» Records for the exercise
+++++

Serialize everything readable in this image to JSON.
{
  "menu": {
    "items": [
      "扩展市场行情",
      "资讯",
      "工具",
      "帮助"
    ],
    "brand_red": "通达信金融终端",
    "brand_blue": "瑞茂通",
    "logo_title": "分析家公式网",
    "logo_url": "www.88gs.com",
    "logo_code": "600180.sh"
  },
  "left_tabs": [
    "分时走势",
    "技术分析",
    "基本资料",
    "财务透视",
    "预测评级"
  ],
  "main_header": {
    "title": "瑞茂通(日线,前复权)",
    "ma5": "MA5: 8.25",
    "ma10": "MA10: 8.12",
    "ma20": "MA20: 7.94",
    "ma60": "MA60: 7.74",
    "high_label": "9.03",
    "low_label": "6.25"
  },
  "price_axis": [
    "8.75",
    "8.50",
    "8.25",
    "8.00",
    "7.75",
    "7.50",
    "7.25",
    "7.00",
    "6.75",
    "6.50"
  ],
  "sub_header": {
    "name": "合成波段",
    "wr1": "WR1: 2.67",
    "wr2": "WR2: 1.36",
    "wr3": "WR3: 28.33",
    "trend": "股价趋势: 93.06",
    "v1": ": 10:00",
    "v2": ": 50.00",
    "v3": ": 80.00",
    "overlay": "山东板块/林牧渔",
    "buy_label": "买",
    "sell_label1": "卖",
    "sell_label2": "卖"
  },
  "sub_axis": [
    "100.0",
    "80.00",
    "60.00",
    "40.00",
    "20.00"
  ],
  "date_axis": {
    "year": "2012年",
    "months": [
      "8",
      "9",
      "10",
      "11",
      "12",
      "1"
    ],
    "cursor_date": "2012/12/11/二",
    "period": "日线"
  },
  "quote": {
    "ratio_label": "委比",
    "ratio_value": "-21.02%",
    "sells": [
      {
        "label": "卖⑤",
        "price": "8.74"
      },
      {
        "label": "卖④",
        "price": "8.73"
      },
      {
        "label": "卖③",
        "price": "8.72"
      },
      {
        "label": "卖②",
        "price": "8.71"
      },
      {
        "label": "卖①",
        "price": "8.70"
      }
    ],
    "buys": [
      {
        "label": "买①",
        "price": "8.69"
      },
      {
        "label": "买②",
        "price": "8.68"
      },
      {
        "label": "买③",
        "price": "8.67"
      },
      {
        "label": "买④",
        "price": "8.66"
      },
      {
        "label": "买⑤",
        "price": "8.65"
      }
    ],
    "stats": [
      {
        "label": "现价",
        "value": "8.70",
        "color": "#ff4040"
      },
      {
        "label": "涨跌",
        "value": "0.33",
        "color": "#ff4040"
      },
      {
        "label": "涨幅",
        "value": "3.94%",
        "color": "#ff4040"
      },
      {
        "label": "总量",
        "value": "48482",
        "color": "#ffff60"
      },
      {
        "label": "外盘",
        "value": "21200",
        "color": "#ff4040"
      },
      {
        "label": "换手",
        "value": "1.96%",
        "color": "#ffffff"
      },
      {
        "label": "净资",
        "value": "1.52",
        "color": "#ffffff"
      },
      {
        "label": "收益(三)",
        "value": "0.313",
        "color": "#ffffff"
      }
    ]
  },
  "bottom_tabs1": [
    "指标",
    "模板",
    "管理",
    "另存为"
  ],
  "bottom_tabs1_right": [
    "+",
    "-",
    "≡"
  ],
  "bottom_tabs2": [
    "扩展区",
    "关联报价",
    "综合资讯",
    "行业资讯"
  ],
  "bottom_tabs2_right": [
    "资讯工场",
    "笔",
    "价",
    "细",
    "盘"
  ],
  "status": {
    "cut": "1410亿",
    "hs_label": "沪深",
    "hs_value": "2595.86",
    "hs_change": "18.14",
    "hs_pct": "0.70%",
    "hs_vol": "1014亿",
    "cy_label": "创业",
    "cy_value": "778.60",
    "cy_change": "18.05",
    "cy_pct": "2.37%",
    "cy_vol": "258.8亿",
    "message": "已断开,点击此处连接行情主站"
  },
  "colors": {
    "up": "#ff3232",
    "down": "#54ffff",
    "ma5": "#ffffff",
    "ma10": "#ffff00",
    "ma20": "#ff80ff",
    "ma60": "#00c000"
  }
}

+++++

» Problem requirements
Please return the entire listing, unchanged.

» Task output
Serialize everything readable in this image to JSON.
{
  "menu": {
    "items": [
      "扩展市场行情",
      "资讯",
      "工具",
      "帮助"
    ],
    "brand_red": "通达信金融终端",
    "brand_blue": "瑞茂通",
    "logo_title": "分析家公式网",
    "logo_url": "www.88gs.com",
    "logo_code": "600180.sh"
  },
  "left_tabs": [
    "分时走势",
    "技术分析",
    "基本资料",
    "财务透视",
    "预测评级"
  ],
  "main_header": {
    "title": "瑞茂通(日线,前复权)",
    "ma5": "MA5: 8.25",
    "ma10": "MA10: 8.12",
    "ma20": "MA20: 7.94",
    "ma60": "MA60: 7.74",
    "high_label": "9.03",
    "low_label": "6.25"
  },
  "price_axis": [
    "8.75",
    "8.50",
    "8.25",
    "8.00",
    "7.75",
    "7.50",
    "7.25",
    "7.00",
    "6.75",
    "6.50"
  ],
  "sub_header": {
    "name": "合成波段",
    "wr1": "WR1: 2.67",
    "wr2": "WR2: 1.36",
    "wr3": "WR3: 28.33",
    "trend": "股价趋势: 93.06",
    "v1": ": 10:00",
    "v2": ": 50.00",
    "v3": ": 80.00",
    "overlay": "山东板块/林牧渔",
    "buy_label": "买",
    "sell_label1": "卖",
    "sell_label2": "卖"
  },
  "sub_axis": [
    "100.0",
    "80.00",
    "60.00",
    "40.00",
    "20.00"
  ],
  "date_axis": {
    "year": "2012年",
    "months": [
      "8",
      "9",
      "10",
      "11",
      "12",
      "1"
    ],
    "cursor_date": "2012/12/11/二",
    "period": "日线"
  },
  "quote": {
    "ratio_label": "委比",
    "ratio_value": "-21.02%",
    "sells": [
      {
        "label": "卖⑤",
        "price": "8.74"
      },
      {
        "label": "卖④",
        "price": "8.73"
      },
      {
        "label": "卖③",
        "price": "8.72"
      },
      {
        "label": "卖②",
        "price": "8.71"
      },
      {
        "label": "卖①",
        "price": "8.70"
      }
    ],
    "buys": [
      {
        "label": "买①",
        "price": "8.69"
      },
      {
        "label": "买②",
        "price": "8.68"
      },
      {
        "label": "买③",
        "price": "8.67"
      },
      {
        "label": "买④",
        "price": "8.66"
      },
      {
        "label": "买⑤",
        "price": "8.65"
      }
    ],
    "stats": [
      {
        "label": "现价",
        "value": "8.70",
        "color": "#ff4040"
      },
      {
        "label": "涨跌",
        "value": "0.33",
        "color": "#ff4040"
      },
      {
        "label": "涨幅",
        "value": "3.94%",
        "color": "#ff4040"
      },
      {
        "label": "总量",
        "value": "48482",
        "color": "#ffff60"
      },
      {
        "label": "外盘",
        "value": "21200",
        "color": "#ff4040"
      },
      {
        "label": "换手",
        "value": "1.96%",
        "color": "#ffffff"
      },
      {
        "label": "净资",
        "value": "1.52",
        "color": "#ffffff"
      },
      {
        "label": "收益(三)",
        "value": "0.313",
        "color": "#ffffff"
      }
    ]
  },
  "bottom_tabs1": [
    "指标",
    "模板",
    "管理",
    "另存为"
  ],
  "bottom_tabs1_right": [
    "+",
    "-",
    "≡"
  ],
  "bottom_tabs2": [
    "扩展区",
    "关联报价",
    "综合资讯",
    "行业资讯"
  ],
  "bottom_tabs2_right": [
    "资讯工场",
    "笔",
    "价",
    "细",
    "盘"
  ],
  "status": {
    "cut": "1410亿",
    "hs_label": "沪深",
    "hs_value": "2595.86",
    "hs_change": "18.14",
    "hs_pct": "0.70%",
    "hs_vol": "1014亿",
    "cy_label": "创业",
    "cy_value": "778.60",
    "cy_change": "18.05",
    "cy_pct": "2.37%",
    "cy_vol": "258.8亿",
    "message": "已断开,点击此处连接行情主站"
  },
  "colors": {
    "up": "#ff3232",
    "down": "#54ffff",
    "ma5": "#ffffff",
    "ma10": "#ffff00",
    "ma20": "#ff80ff",
    "ma60": "#00c000"
  }
}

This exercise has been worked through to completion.